I'm also concerned that the movie is another unnecessary "origin" story, showing the two agents working together for the first time, with lots of obligatory friction, before U.N.C.L.E. (the organization) is founded. The film is set in the 60s, though, so that's good.

Anyway, I'm keeping my fingers crossed that it turns out okay...
Dec 232014
 
Episode ten (originally airing on December 8th, 1979) of A Man Called Sloane, "Lady Bug," features more spy-fi gadgets than any other episode, including a gas-spewing silver dollar, a submersible automobile, a tape-recording wristwatch, a keyring that can give off electric shocks, and a cigarette case with a 2-way TV communicator. Oh, and The Director (Dan O'Herlihy) plays around with a rocket-launching umbrella in the lab, much to "Q"-girl Kelli's (Karen Purcill) dismay.

The villain of the piece is a KARTEL contractor named Chandler (the late Edie Adams), a glamorous, middle-aged woman who likes to surround herself with young male bodybuilders. She's working with a disgruntled entomologist (!) who has bred a hybrid species of "devil locusts" that can strip a field of crops in a matter of seconds, and whose bites are fatal to humans. With the help of a pretty young entomologist (Barbara Rucker), Torque and many of those aforementioned gadgets, Sloane manages to save America's breadbasket from KARTEL's sinister plan to corner the world's food supply.

"Lady Bug" is a hoot, with an entirely ludicrous – but amusing – plot and a great performance by Adams, who seems to be enjoying her opportunity to play against her usual image, with charm and a sly wit. Torque actually gets a little bit more to do in this episode, rescuing Sloane from a grasshopper (!) and demonstrating a few new accessories for his cybernetic hand. There's also a fun homage to Hitchcock's North By Northwest when a low-flying crop duster drops a load of poison gas on Sloane and his lady faire in a field. Unfortunately, there's also a judo match between Sloane and a henchman (played by Martin Kove), where it's clearly – even on my crappy copy of the show – a stunt double filling in for Conrad.

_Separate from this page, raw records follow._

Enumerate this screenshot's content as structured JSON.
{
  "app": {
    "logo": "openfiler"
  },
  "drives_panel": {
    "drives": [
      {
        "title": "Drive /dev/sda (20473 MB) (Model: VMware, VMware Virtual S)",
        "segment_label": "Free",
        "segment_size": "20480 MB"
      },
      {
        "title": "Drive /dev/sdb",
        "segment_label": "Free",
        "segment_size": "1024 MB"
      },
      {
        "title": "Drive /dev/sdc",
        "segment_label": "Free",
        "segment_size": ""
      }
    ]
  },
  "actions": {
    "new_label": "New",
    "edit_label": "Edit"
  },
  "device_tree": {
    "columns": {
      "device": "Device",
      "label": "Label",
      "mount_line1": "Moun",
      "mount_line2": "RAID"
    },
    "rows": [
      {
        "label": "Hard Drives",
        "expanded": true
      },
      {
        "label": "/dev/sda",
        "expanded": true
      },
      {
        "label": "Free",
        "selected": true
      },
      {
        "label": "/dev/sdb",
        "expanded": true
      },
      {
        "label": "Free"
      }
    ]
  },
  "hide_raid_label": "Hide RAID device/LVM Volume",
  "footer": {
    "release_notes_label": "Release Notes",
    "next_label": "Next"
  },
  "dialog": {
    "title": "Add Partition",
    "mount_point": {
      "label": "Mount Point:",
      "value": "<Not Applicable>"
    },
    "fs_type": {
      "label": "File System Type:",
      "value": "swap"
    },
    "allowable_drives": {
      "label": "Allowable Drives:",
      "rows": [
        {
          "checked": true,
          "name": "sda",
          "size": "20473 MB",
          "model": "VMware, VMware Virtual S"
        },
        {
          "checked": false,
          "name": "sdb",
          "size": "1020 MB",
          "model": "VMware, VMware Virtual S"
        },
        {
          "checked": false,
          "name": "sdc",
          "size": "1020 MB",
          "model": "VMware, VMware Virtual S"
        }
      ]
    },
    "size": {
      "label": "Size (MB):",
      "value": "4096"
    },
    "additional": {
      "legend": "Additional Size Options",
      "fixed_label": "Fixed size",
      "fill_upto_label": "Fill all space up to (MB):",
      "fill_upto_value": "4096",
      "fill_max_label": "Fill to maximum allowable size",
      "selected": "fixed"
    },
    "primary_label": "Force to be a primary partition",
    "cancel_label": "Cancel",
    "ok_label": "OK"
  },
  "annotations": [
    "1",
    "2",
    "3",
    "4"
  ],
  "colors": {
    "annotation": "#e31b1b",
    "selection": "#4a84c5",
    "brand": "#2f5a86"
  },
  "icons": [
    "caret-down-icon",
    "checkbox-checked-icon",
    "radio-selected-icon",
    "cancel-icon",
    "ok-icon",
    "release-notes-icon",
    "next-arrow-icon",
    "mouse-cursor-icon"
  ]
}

A fun episode. Two more to go!
Dec 152014
 
The ninth episode of A Man Called Sloane (originally airing on December 1st, 1979) opens with Sloane and Torque in France, covertly observing a test of a laser cannon in an isolated valley that in no way resembles L.A.'s Bronson Canyon. (Sure!) They're not the only ones, as Sloane observes an attractive woman (Andrea Howard) also watching. As these bystanders stand by, a team of six women attack the scientists testing the laser, beat them up, and steal the weapon.

Sloane repels down a cliff to intercept their fleeing truck, only to have his ass handed to him by the "Sweethearts," and then be tossed unceremoniously off the moving vehicle.

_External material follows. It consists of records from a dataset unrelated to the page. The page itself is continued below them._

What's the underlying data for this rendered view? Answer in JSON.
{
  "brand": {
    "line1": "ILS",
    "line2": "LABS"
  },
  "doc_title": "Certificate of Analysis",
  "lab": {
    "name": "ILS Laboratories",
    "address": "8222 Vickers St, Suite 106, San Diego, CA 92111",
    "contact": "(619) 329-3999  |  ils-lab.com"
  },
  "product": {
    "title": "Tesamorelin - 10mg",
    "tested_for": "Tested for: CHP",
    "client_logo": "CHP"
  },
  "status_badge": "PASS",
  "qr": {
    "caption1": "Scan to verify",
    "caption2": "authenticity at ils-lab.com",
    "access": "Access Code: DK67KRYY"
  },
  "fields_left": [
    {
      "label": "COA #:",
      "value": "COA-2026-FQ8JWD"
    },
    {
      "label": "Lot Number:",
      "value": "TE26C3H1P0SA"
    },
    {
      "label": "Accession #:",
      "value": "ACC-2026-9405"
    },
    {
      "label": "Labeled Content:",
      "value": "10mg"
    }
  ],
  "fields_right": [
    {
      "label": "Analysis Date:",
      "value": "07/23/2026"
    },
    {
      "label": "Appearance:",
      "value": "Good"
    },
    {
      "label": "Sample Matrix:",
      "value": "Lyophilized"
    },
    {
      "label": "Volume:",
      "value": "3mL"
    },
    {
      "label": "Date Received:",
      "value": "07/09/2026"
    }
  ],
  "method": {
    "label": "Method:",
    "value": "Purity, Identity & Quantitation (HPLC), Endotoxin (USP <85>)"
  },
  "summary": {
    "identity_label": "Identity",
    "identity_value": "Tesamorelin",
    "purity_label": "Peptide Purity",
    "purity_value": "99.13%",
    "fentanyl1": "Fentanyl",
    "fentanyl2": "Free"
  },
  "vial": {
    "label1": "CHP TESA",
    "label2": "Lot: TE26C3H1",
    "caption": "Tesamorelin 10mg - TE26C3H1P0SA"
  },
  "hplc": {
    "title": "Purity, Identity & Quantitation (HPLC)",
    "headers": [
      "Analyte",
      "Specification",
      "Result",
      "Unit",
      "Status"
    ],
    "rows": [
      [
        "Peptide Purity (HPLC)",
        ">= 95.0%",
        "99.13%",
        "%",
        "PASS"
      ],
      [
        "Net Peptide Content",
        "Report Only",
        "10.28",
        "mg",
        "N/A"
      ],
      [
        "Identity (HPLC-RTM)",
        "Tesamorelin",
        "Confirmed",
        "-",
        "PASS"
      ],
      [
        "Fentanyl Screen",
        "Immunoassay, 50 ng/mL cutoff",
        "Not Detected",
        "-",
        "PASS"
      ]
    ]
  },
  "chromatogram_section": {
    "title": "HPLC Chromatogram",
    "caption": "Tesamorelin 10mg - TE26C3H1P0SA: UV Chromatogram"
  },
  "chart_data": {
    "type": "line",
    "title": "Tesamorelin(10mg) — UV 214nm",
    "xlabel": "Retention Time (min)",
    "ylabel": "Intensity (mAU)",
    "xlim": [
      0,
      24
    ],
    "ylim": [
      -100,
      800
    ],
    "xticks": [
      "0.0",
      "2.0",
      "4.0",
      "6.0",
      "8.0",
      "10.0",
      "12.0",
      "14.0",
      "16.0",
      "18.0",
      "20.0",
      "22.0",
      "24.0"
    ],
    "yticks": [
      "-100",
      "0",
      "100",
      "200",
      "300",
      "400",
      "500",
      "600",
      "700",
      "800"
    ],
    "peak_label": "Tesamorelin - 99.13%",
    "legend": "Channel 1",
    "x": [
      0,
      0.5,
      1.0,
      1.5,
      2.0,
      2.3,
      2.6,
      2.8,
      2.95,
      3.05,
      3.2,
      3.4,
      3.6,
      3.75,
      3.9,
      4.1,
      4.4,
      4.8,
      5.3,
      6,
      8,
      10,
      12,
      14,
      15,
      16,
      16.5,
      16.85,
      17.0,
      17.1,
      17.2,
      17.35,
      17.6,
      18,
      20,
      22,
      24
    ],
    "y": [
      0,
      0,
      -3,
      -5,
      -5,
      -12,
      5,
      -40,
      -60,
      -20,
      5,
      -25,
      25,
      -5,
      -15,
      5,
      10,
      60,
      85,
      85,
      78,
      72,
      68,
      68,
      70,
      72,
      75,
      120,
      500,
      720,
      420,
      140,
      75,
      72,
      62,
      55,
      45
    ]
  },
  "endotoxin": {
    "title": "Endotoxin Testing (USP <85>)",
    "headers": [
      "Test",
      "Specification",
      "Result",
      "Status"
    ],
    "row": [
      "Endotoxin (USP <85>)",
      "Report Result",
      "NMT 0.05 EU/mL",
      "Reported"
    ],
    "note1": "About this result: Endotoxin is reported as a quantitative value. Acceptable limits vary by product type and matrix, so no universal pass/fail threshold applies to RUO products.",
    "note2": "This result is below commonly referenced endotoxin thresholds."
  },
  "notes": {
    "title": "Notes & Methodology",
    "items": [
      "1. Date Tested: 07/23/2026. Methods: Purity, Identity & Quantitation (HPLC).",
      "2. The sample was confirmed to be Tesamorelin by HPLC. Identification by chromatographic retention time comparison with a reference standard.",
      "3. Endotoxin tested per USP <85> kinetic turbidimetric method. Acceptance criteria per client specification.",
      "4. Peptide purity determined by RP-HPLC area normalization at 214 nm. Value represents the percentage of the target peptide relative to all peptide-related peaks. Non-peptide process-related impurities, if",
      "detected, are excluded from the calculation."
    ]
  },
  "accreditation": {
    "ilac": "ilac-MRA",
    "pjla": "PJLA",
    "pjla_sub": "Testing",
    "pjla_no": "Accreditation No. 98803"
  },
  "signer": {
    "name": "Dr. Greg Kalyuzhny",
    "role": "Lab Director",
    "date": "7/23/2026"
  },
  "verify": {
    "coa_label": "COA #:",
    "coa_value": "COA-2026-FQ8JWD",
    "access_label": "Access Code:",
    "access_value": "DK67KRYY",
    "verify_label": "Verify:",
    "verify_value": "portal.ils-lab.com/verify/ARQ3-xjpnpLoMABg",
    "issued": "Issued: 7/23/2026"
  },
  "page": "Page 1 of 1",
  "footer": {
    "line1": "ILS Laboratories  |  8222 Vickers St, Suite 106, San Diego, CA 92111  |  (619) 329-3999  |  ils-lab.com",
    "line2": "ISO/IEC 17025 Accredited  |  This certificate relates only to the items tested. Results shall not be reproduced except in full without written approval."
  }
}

It's not a total embarrassment for UNIT's "only Top Priority Agent," though – somehow, in the melee, he managed to steal the ruby needed to make the laser cannon function. Anyway, UNIT decides to try and lure the thieves into the open by having Torque pose as an African king who is auctioning off one of the only two other rubies capable powering the device. KARTEL baddie Bannister (Ted Hamilton) and his all-female terrorist squad - The Sweethearts – as well as the beautiful KGB agent that Sloane saw in France, all converge in Vancouver to fight over the gem. The usual hi jinks ensue.

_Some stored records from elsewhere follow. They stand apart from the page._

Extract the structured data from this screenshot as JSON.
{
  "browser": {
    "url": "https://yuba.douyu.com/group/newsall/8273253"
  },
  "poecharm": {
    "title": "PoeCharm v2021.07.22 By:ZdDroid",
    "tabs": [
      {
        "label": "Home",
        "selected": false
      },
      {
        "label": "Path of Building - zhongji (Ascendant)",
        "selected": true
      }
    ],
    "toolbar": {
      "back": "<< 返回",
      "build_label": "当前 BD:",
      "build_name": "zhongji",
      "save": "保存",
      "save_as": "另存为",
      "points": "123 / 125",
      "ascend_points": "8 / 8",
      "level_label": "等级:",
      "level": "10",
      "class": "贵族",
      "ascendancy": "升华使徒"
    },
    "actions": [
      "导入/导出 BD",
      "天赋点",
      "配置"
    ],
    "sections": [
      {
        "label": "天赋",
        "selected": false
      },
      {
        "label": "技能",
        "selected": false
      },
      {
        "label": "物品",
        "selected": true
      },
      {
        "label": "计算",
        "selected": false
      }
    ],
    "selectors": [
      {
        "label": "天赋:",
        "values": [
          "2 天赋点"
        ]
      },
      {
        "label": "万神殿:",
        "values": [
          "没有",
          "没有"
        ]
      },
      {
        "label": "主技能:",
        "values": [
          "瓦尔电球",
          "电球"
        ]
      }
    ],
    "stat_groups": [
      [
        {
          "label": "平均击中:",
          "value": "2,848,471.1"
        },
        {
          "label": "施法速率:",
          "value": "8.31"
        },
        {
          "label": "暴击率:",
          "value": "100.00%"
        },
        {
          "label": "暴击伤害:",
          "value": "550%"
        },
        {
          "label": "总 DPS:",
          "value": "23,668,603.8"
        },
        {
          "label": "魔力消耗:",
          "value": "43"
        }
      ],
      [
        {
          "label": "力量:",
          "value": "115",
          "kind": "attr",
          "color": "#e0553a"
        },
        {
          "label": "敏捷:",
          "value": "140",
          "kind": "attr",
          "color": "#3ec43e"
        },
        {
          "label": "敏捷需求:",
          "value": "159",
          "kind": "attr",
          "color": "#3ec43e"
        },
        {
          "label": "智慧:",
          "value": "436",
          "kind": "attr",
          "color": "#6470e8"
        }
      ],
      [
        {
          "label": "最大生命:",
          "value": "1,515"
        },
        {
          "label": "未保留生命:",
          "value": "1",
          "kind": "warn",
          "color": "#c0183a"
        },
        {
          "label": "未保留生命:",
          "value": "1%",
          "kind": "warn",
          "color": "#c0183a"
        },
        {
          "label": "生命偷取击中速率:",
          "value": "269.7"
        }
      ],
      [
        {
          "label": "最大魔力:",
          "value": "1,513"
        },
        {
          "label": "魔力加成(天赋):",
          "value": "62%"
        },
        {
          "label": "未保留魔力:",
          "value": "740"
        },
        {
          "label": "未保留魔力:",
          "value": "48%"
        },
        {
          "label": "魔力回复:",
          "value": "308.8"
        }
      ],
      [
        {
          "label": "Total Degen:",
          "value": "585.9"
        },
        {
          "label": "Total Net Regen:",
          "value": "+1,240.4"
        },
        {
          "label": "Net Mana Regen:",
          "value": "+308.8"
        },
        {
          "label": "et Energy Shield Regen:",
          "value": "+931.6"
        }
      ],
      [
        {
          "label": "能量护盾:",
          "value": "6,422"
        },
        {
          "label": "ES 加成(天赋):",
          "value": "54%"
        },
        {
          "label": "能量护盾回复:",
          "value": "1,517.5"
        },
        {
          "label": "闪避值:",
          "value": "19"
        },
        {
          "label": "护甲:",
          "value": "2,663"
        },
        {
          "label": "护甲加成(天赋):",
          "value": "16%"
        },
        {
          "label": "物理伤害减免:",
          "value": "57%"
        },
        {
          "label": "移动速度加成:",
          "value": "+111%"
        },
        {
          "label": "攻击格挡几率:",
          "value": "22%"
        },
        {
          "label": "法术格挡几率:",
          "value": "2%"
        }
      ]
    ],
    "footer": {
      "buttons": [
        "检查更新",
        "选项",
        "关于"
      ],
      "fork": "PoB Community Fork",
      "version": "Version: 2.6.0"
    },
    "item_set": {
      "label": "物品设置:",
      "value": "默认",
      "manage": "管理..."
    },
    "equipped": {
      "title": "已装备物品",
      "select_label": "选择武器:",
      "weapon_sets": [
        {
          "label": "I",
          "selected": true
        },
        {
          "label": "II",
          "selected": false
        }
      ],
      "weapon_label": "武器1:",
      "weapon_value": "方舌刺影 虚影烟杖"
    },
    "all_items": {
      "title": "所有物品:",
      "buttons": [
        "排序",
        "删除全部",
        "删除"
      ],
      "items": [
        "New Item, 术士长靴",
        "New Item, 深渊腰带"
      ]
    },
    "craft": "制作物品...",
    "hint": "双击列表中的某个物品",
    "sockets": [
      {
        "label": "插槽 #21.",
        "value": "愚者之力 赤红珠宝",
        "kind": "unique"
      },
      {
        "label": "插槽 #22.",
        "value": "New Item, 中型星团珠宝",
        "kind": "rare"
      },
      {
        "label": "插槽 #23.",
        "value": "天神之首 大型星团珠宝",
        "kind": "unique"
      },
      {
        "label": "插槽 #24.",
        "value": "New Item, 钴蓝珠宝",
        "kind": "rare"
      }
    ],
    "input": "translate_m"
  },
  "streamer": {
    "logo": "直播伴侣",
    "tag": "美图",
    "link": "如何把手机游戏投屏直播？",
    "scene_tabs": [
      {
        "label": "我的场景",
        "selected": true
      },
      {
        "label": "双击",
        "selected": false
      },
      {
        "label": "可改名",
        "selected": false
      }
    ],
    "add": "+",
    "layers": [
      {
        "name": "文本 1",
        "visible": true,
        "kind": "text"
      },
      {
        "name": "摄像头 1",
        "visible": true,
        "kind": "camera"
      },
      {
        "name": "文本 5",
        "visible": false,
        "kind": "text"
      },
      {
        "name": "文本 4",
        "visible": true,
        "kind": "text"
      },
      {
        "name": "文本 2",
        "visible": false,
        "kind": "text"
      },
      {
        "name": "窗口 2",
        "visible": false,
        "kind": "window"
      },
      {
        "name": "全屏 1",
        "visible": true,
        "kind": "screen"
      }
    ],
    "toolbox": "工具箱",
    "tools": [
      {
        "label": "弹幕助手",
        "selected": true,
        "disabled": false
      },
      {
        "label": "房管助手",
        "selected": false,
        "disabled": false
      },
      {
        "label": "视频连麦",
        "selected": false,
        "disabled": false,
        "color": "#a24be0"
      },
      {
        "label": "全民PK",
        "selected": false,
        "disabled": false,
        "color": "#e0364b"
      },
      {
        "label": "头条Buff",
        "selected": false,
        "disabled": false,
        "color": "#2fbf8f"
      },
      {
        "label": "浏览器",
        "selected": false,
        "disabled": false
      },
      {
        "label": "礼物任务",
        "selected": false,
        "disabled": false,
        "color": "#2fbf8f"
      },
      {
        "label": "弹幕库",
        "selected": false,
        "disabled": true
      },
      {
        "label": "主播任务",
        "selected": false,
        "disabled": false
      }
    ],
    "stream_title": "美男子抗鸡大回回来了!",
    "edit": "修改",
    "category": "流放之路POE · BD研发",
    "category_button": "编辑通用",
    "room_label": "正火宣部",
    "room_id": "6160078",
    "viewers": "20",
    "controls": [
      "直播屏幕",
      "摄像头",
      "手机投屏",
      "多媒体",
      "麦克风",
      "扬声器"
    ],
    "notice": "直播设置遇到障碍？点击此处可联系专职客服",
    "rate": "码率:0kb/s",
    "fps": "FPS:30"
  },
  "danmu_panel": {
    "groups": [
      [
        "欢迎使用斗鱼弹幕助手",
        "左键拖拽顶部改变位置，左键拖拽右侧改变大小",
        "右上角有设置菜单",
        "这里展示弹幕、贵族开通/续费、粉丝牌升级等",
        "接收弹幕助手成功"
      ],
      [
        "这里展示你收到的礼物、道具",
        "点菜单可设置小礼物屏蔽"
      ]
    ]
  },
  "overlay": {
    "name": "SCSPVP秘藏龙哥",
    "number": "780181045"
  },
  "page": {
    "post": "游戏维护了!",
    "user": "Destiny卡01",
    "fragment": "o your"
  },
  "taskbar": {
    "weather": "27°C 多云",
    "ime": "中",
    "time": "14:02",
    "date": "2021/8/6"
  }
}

As a poster on the IMDb points out, this is a smaller-scale, faster-paced remake of the Death Ray 2000 pilot film, which hadn't been seen on TV yet, with the gratuitous addition of the sexy "Sweethearts" – a virtual necessity on Fred Silverman's NBC at the time. The episode is briskly directed by veteran B-movie and TV auteur Jack Starret (Cleopatra Jones, Race With The Devil), who, in keeping with the tradition of nepotism on the Sloane set, cast his daughter as one of the Sweethearts! Not the series' best episode, but far from its worst.

• Andrea Howard, who portrays KBG operative Anna, also co-starred with Don Adams the following year in the first Get Smart feature, The Nude Bomb, where she inexplicably took the place of Barbara Feldon's 99. She was pretty and likable, but a poor substitute for Feldon.

• With so much of today's TV being shot in Canada, I find it interesting and amusing that in this 1979 production, Los Angeles is standing in for Vancouver, rather than the other way around!